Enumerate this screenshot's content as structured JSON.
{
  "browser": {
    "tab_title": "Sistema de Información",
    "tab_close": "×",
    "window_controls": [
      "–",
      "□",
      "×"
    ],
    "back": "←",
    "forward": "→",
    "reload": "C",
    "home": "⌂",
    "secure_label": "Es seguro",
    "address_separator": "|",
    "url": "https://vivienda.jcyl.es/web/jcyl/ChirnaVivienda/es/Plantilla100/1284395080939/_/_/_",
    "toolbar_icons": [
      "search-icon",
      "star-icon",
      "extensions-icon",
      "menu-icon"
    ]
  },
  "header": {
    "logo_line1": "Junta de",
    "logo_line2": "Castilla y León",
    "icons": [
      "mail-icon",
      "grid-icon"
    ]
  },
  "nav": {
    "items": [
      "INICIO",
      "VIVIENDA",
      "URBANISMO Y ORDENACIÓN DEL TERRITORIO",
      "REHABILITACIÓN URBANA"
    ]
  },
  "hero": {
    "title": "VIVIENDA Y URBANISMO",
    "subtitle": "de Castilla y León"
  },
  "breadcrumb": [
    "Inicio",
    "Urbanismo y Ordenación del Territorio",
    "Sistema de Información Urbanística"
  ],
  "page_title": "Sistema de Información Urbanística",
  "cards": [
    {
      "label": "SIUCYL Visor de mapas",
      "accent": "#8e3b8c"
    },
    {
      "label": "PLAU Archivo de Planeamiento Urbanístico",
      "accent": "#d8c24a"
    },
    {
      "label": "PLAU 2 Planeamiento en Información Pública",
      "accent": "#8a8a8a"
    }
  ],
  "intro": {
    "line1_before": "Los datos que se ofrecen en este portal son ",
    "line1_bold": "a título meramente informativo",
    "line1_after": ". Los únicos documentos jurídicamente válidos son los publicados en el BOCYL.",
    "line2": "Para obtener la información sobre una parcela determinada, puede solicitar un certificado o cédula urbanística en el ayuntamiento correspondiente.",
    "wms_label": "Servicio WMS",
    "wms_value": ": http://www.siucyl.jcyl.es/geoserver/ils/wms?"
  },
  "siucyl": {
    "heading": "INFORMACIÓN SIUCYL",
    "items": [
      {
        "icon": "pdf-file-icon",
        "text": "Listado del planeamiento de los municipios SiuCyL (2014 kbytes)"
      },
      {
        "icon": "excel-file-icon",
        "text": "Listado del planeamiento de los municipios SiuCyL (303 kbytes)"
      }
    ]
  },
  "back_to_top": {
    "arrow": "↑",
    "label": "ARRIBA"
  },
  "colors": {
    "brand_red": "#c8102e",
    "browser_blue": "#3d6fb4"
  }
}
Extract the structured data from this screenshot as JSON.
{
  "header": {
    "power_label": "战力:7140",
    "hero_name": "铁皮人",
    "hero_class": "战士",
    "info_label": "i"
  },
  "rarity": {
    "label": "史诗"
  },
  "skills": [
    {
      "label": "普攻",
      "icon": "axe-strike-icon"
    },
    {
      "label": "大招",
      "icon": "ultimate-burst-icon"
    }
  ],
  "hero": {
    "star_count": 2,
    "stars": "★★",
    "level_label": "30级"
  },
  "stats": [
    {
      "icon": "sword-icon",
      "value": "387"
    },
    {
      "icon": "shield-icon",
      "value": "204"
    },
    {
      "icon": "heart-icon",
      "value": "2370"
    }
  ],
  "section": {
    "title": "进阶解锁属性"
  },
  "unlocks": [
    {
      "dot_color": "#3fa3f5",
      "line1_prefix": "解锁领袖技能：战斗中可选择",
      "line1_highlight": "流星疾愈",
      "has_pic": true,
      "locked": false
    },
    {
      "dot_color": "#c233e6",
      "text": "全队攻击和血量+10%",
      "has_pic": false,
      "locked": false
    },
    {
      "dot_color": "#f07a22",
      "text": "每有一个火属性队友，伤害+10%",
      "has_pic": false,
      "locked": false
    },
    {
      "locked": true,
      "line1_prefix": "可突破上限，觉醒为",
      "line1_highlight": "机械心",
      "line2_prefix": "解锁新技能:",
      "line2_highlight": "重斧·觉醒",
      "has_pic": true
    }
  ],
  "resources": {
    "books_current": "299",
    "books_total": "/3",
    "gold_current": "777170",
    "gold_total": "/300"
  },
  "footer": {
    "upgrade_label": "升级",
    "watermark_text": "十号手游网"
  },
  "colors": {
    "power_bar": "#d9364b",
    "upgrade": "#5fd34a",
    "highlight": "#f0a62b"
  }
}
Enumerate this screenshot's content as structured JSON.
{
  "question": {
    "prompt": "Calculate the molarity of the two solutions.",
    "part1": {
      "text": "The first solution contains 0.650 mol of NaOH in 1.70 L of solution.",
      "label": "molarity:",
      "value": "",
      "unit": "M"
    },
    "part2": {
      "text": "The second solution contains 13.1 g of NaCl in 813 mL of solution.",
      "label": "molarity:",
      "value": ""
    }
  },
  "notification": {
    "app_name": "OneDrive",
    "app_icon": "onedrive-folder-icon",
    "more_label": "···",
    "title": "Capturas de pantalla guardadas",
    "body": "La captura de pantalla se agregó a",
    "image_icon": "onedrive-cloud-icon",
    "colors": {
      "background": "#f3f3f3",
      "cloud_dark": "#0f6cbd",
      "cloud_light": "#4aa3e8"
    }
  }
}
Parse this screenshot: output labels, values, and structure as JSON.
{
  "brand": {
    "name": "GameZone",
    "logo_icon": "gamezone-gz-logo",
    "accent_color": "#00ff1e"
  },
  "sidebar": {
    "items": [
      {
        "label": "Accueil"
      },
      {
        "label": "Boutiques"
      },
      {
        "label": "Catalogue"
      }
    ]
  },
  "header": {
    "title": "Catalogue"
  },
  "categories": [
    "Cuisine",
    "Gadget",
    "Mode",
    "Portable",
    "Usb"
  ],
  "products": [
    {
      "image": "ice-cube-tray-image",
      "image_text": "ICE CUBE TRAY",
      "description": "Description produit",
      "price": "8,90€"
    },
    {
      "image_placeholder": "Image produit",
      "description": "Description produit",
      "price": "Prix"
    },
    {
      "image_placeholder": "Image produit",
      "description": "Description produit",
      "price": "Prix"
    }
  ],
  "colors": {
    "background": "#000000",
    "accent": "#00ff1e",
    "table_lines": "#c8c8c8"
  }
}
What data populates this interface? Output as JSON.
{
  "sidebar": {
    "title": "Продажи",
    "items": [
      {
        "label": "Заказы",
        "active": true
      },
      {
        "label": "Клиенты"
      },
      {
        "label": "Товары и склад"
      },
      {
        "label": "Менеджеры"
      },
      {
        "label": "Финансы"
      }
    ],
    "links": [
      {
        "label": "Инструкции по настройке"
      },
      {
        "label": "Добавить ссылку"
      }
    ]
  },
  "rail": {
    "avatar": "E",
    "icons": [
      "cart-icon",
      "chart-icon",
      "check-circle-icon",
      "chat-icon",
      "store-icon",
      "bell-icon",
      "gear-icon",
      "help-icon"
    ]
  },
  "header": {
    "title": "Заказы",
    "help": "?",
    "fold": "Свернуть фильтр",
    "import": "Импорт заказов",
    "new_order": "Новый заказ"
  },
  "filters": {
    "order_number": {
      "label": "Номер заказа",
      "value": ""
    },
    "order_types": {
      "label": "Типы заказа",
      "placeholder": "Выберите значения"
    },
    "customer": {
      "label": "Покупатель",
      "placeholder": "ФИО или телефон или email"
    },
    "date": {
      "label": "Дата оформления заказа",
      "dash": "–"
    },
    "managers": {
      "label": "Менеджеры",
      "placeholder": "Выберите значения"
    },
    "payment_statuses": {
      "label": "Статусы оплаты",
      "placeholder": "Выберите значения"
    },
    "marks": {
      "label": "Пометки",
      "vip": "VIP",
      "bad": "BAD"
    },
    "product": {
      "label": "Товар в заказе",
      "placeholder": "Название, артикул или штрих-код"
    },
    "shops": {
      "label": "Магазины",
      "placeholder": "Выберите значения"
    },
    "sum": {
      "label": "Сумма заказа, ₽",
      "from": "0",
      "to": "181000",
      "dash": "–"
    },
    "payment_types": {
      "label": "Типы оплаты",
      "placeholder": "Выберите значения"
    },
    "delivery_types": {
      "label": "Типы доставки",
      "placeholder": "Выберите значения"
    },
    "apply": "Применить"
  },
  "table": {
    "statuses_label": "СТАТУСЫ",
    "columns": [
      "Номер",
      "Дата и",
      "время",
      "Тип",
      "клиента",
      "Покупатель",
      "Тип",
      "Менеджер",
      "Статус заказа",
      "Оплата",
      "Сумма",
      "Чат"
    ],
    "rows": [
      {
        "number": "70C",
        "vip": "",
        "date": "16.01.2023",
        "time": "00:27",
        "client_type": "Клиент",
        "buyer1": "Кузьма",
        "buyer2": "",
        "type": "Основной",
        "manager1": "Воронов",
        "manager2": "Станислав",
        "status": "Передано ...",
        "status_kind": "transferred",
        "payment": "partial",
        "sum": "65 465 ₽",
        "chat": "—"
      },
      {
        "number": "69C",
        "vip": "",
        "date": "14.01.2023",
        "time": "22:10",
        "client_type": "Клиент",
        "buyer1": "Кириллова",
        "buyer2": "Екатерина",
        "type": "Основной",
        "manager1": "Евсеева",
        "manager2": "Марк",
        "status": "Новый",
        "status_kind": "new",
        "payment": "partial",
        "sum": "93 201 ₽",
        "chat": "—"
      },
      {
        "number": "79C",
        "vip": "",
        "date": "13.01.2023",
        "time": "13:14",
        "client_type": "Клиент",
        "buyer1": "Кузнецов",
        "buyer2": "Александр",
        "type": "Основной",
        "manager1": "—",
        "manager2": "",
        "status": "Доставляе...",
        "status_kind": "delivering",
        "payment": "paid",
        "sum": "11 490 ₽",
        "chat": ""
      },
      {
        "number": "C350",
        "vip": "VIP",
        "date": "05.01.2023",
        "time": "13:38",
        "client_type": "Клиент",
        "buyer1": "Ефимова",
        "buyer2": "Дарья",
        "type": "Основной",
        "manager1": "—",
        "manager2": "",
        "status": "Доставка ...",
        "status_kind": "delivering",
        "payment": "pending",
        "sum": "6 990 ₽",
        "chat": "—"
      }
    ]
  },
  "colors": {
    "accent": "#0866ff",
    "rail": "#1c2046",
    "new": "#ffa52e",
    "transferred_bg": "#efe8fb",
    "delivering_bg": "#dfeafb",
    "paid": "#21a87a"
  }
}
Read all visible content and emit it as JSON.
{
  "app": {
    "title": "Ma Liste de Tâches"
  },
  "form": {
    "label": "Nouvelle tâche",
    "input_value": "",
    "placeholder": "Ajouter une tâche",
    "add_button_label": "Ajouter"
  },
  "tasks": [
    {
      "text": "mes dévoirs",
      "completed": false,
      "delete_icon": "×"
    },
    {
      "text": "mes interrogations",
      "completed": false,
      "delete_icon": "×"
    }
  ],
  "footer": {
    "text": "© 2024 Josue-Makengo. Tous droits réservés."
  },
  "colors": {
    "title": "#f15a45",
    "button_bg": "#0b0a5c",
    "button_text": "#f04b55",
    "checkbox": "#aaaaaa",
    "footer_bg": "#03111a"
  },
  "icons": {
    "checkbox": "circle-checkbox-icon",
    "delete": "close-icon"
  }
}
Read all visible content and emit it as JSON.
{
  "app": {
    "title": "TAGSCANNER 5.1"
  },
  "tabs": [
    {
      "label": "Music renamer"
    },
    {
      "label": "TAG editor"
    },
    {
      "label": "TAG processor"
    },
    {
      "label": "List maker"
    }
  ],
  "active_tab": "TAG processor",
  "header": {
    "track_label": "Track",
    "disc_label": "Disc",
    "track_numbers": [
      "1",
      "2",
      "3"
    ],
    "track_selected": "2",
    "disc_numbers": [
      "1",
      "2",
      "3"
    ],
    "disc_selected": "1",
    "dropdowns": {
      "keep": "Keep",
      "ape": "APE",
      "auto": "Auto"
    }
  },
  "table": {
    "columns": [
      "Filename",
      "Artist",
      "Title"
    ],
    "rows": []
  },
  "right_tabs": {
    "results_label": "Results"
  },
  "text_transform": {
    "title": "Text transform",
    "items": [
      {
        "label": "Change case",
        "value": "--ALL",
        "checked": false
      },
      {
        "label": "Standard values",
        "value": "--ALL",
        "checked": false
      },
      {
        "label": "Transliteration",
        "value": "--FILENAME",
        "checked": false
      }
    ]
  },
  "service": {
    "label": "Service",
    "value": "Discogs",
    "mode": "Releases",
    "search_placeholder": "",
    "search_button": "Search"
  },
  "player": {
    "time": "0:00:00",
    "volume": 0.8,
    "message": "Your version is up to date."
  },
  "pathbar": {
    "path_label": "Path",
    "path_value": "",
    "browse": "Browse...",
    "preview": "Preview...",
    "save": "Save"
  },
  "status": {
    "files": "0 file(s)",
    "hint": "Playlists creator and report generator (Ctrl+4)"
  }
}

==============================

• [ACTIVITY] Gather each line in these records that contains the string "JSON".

• [WRITTEN RESPONSE]
Enumerate this screenshot's content as structured JSON.
Extract the structured data from this screenshot as JSON.
Enumerate this screenshot's content as structured JSON.
Parse this screenshot: output labels, values, and structure as JSON.
What data populates this interface? Output as JSON.
Read all visible content and emit it as JSON.
Read all visible content and emit it as JSON.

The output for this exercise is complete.